I faced this with the death of my mom who suffered for years with painful, debilitating illnesses that had her in and out of emergency rooms, hospitals and rehabilitation facilities. On many occasions she asked me to promise her that I would not let doctors or others keep her alive against her will when it was time to pass. I watched her waste away in a nursing home, and ultimately hospice care. When she finally passed I must admit that I felt relief and a reduction in stress because I knew she suffered no more and her wishes had been granted.
When you can categorize something as powerful as the death of a loved one as a potential stressor, you can begin to view most other things as trivial, and not even worth getting stressed out over.
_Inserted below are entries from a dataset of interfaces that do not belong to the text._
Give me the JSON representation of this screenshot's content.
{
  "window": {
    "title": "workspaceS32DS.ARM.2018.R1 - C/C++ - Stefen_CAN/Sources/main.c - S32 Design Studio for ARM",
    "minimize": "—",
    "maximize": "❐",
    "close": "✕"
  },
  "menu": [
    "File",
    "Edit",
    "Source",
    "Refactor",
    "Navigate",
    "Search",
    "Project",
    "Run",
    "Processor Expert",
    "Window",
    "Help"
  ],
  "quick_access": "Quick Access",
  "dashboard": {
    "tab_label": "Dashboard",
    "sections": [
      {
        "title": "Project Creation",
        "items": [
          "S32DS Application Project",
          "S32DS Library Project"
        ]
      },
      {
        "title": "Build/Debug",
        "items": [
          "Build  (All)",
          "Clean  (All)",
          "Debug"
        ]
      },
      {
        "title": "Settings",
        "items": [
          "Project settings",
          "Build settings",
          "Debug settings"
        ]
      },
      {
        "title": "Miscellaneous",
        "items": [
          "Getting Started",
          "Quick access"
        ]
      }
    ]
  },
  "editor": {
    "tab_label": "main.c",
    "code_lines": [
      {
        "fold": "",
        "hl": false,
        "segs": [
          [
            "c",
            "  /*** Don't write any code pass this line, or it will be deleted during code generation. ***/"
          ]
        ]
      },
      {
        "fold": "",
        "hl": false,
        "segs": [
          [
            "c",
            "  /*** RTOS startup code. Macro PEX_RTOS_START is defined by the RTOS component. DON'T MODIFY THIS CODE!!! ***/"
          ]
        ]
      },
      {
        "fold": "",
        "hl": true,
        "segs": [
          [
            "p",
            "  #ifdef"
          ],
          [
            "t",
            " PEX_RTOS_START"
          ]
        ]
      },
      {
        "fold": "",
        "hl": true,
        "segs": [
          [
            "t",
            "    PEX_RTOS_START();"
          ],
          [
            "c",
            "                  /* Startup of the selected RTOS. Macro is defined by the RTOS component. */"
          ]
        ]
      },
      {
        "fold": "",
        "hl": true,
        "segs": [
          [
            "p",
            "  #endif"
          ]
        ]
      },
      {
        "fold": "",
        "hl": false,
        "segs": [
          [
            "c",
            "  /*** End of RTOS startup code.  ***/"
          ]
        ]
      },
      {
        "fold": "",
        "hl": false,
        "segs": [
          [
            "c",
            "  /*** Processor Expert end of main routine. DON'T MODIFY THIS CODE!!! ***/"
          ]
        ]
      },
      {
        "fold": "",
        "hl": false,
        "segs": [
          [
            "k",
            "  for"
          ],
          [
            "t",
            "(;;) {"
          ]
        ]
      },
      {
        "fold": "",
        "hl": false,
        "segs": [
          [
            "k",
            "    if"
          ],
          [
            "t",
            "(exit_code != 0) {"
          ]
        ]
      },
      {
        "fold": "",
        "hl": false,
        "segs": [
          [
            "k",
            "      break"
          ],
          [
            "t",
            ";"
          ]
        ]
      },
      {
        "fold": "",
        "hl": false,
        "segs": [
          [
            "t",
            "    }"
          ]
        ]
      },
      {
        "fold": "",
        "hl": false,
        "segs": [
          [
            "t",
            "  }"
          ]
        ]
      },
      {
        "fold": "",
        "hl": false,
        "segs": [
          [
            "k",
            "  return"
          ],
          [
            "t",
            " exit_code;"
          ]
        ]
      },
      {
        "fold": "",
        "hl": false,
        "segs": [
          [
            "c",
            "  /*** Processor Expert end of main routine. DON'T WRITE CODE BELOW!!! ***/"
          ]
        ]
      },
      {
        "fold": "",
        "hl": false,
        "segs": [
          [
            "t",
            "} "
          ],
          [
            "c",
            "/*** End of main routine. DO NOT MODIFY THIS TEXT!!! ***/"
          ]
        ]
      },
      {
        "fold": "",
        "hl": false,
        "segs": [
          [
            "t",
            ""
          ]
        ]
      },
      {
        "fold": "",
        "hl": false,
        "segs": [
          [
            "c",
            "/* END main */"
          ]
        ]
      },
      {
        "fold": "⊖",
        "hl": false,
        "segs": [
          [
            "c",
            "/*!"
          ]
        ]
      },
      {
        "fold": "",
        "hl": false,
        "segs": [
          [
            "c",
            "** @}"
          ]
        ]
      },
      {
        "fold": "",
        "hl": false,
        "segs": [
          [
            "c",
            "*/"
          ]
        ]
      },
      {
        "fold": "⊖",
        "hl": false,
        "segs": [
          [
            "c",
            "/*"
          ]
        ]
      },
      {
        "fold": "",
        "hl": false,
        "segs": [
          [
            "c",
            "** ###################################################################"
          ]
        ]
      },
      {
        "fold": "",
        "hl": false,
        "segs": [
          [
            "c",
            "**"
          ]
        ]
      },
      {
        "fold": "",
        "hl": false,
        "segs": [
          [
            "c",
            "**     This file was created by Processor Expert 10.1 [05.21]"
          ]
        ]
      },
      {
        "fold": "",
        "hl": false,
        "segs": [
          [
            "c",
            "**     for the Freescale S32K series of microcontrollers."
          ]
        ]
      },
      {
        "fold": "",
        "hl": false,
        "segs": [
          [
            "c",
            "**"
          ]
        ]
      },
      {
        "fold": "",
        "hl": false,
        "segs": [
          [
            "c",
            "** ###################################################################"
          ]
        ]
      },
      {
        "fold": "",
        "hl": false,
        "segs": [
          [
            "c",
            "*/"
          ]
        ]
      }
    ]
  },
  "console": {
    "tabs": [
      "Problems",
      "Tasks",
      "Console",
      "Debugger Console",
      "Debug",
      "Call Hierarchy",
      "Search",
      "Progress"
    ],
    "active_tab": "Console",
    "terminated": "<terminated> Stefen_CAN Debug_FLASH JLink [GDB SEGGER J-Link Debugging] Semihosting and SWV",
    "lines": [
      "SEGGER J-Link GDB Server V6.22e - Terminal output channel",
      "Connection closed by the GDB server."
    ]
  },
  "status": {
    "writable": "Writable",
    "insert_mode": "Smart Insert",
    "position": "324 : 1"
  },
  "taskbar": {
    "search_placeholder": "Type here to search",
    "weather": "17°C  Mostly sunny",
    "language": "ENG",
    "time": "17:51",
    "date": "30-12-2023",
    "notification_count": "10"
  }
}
What Your Mind Tells You
When you realize that the determining factor in triggering the stress response is what your mind tells you about potential stressors, and your ability to cope with them, it opens up a whole new world of coping possibilities.
Think about those words for a minute; what your mind tells you about potential stressors and your ability to cope. Those are two different areas that you can begin to work on.
One of the reasons I asked you to start keeping a stressor journal in the last column was to help you begin to look more critically at your potential stressors. When you do that you start asking questions such as: “Is that really threatening?”, “Is this really worth getting stressed out about?”, “Is that such a big loss that I am going to let myself get all stressed out over?”, “Did what she say/do/imply really harm me in some way?”
Most clients who work with me for a few months find that when they first start out, they tend to overestimate the threat, harm and loss posed by potential stressors and underestimate their ability to cope with it. Their minds tend to blow things out of proportion and they do not give themselves enough credit for being able to cope.
After a few months of working with me that trend reverses. They laugh when they look back at their stressor journals and see how they tended to overestimate threat and underestimate their ability to cope.
Part of the change comes from learning that sometimes what your mind tells you about potential stressors, and your ability to handle them is not very accurate, helpful, or stress reducing.
Another reason for the change is their increased ability to cope. Over a few months they learn new and effective coping skills. This new found set of skills leads to a more positive mental outlook regarding their coping. Stress experts call this your perceived ability to cope.
In other words your mind starts to tell you, “I can cope with that” when confronted with the same potential stressors that used to trigger a stress response. Once this happens, the power of your mind stops the stress response dead in its tracks.
Lastly, there are several ways to short-circuit the stress response even after it is triggered. Face it, sometimes potential stressors are real threats that you can’t do anything about. In this case your mind signals the alarm and your body mobilizes energy to fight or flee.
What you can do to minimize the harmful effects of this response is cancel it out by triggering a relaxation response. In other words, even when you do get stressed you can keep the effects of this response to a minimum by not letting it continue any longer than necessary.
There are many ways to induce a relaxation response but the key is recognizing that you are stressed, and making the commitment to do something about it as soon as possible.
In my next column I’ll introduce you to my multi-level defense system against stress called The Five R’s of Coping.
Dr. Rich Blonna is an expert in understanding how the mind and body work together in creating and managing stress. He is the author of several stress self-help books and courses and the popular college textbook, Coping With Stress in a Changing World 5th Ed; McGraw-Hill Publishing. He is a retired Professor Emeritus from William Paterson University in New Jersey. For over 25 years he has devoted himself to helping people just like you stress less and live more. www.drrichblonna.com.